Last updated: June 10, 2015
Adult male bears can grow significantly larger than adult females. NPS/M. Fitz.
Is this a mom and cub? Nope. It is a courting pair of bears. In the photo above bear 856, a large adult male, dwarfs 854 Divot, an average-sized adult female. Bears in Katmai grow large, very large, but adult females weigh one-third to one-half as much as adult males. For example, adult males average 700-900 pounds (272-408 kg) in mid summer! By October, well fed, large-bodied males can tip the scales above 1000 pounds (454 kg). Why do male bears grow so much larger than females? What advantages does large size confer to male bears? Competition for food and mates may provide answers.
Access to abundant food is one reason Katmai’s brown bears grow so large. Salmon are typically very abundant from mid to late summer throughout the park, and bears eat a lot of salmon. One evening last July, I watched 856 catch and eat about 18 whole sockeye salmon in five hours. Before they spawn, each sockeye contains about 4500 calories, which means 856 consumed over 80,000 calories in a single evening. Without this incredibly rich diet of salmon, Katmai’s bears could not grown as large as they do.
On the Alaska Peninsula, the majority of a bear’s yearly calories may come from salmon, but might there be other factors that contribute to a bear’s overall size? When bears are viewed through the lens of natural selection, bigness can provide advantages that smallness can’t.

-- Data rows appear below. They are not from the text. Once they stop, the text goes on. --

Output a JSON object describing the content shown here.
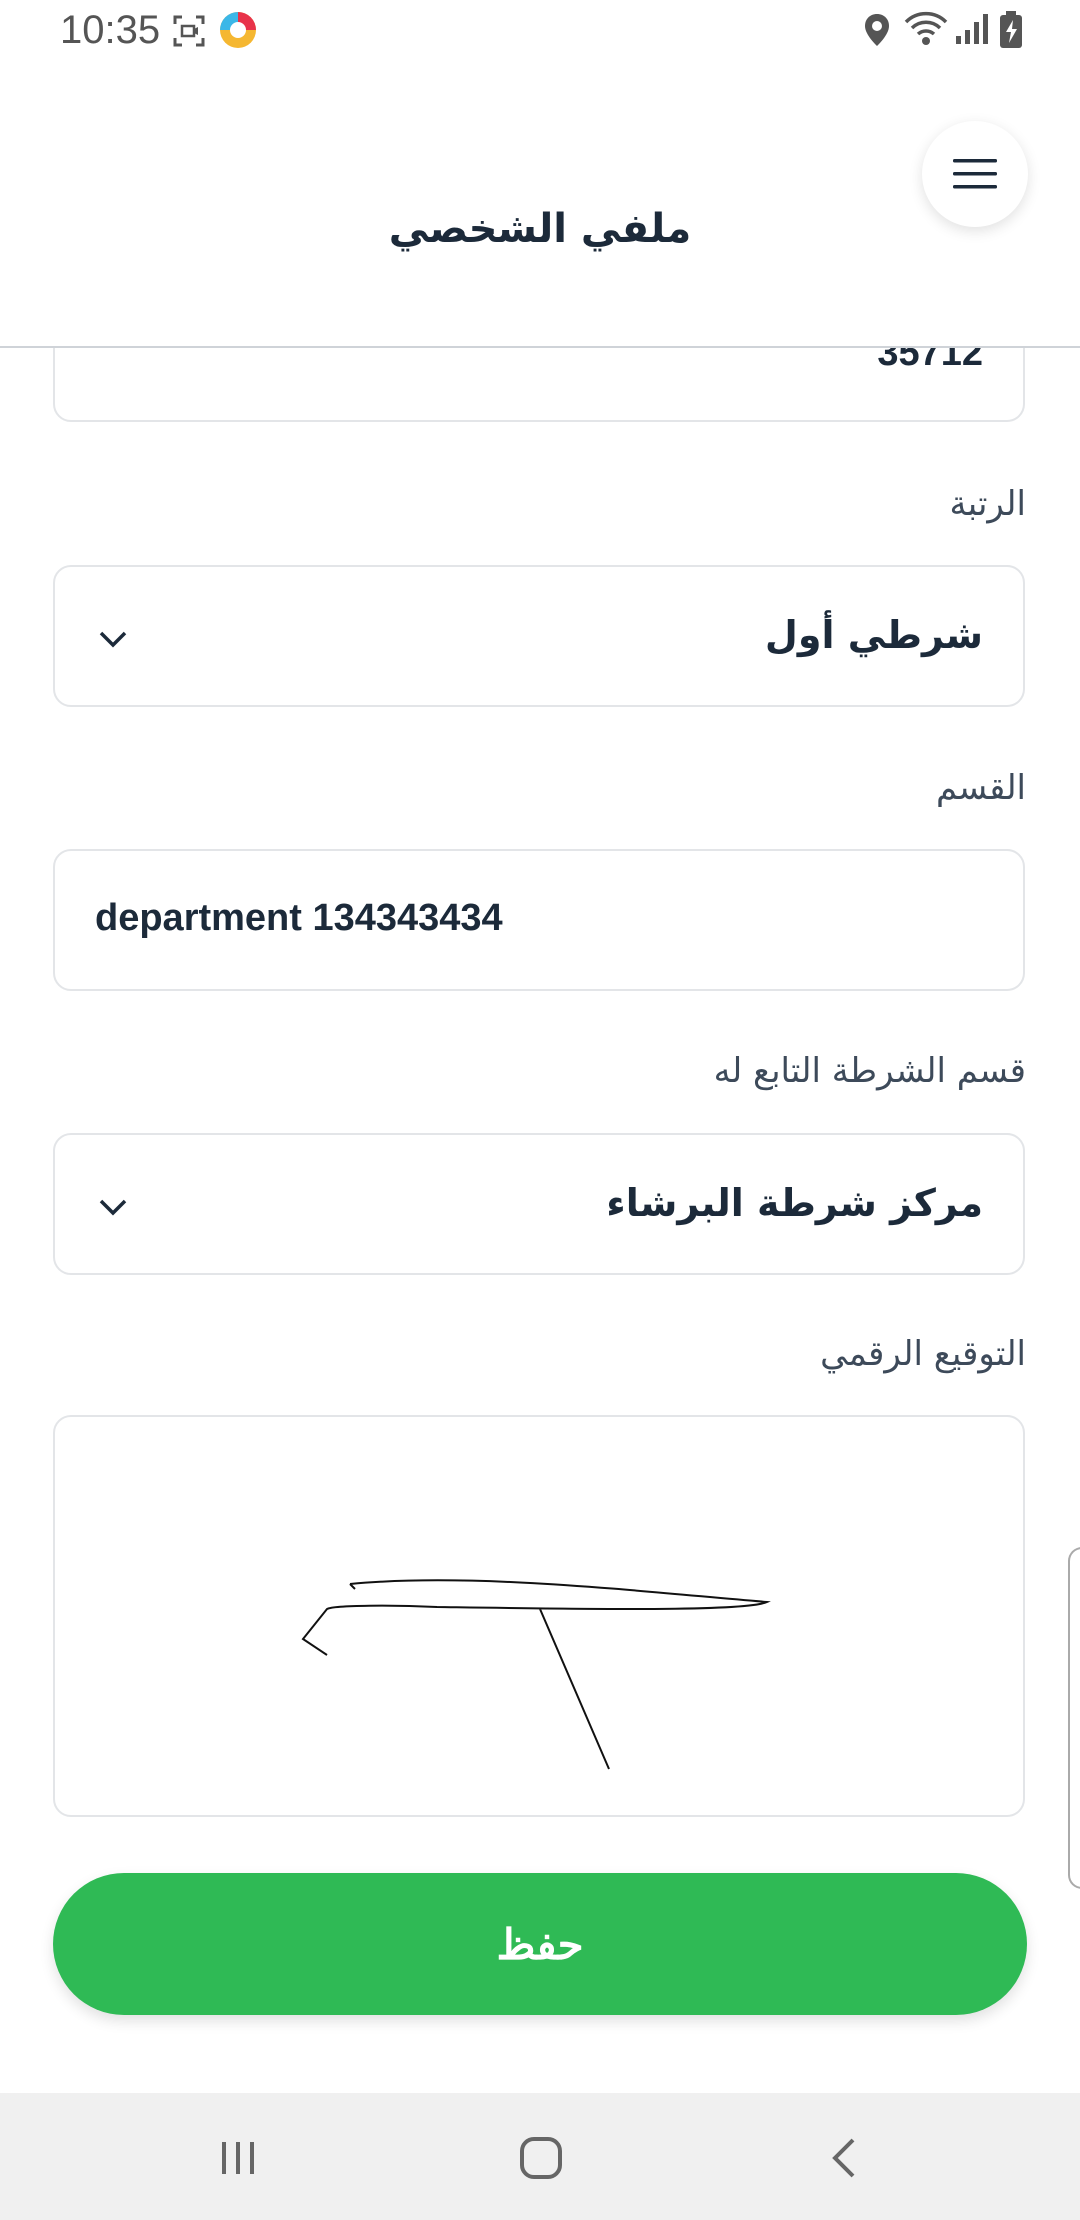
{
  "status_bar": {
    "time": "10:35",
    "icons": [
      "screen-record-icon",
      "app-logo-icon",
      "location-icon",
      "wifi-icon",
      "signal-icon",
      "battery-charging-icon"
    ]
  },
  "header": {
    "title": "ملفي الشخصي",
    "menu_icon": "hamburger-menu-icon"
  },
  "form": {
    "partial_field_value": "35712",
    "rank": {
      "label": "الرتبة",
      "value": "شرطي أول"
    },
    "department": {
      "label": "القسم",
      "value": "department 134343434"
    },
    "police_station": {
      "label": "قسم الشرطة التابع له",
      "value": "مركز شرطة البرشاء"
    },
    "signature": {
      "label": "التوقيع الرقمي"
    },
    "save_label": "حفظ"
  },
  "colors": {
    "primary_green": "#2fba55",
    "text_dark": "#1c2a3a",
    "border": "#e3e5e8"
  },
  "nav_bar": {
    "icons": [
      "recent-apps-icon",
      "home-icon",
      "back-icon"
    ]
  }
}
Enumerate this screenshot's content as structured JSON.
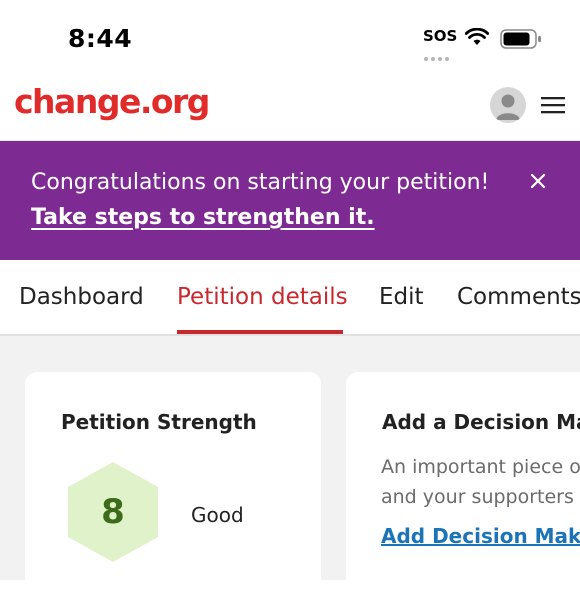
{
  "status_bar": {
    "time": "8:44",
    "carrier": "SOS",
    "wifi_icon": "wifi-icon",
    "battery_icon": "battery-icon"
  },
  "header": {
    "logo_text": "change.org",
    "logo_color": "#e12b2b",
    "avatar_icon": "user-avatar-icon",
    "menu_icon": "hamburger-menu-icon"
  },
  "banner": {
    "message": "Congratulations on starting your petition!",
    "link": "Take steps to strengthen it.",
    "close_icon": "close-icon",
    "background_color": "#7d2a92"
  },
  "tabs": {
    "items": [
      {
        "label": "Dashboard",
        "active": false
      },
      {
        "label": "Petition details",
        "active": true
      },
      {
        "label": "Edit",
        "active": false
      },
      {
        "label": "Comments",
        "active": false
      }
    ],
    "active_color": "#c8282d"
  },
  "strength_card": {
    "title": "Petition Strength",
    "score": "8",
    "rating": "Good",
    "badge_color": "#dff2c9"
  },
  "decision_card": {
    "title": "Add a Decision Mak",
    "description_lines": [
      "An important piece o",
      "and your supporters"
    ],
    "link": "Add Decision Maker",
    "link_color": "#1b73b8"
  }
}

Large, dominant males not only have greater access to food, they also have greater access to females. If bigger males were able to consistently gain greater access to females and, in turn, they sire more offspring, then over time their genes for larger size will be passed on to the next generation of bears. Successive generations of bears, therefore, would be selected to grow larger. Since males compete with each other for access to females, then competition may be the key to understanding why male bears grow so large.
Larger females, in turn, may also compete better for access to food—giving them health and reproductive advantages. Bears face stiff competition from each other and size, it seems, plays a significant role in the fitness of these animals.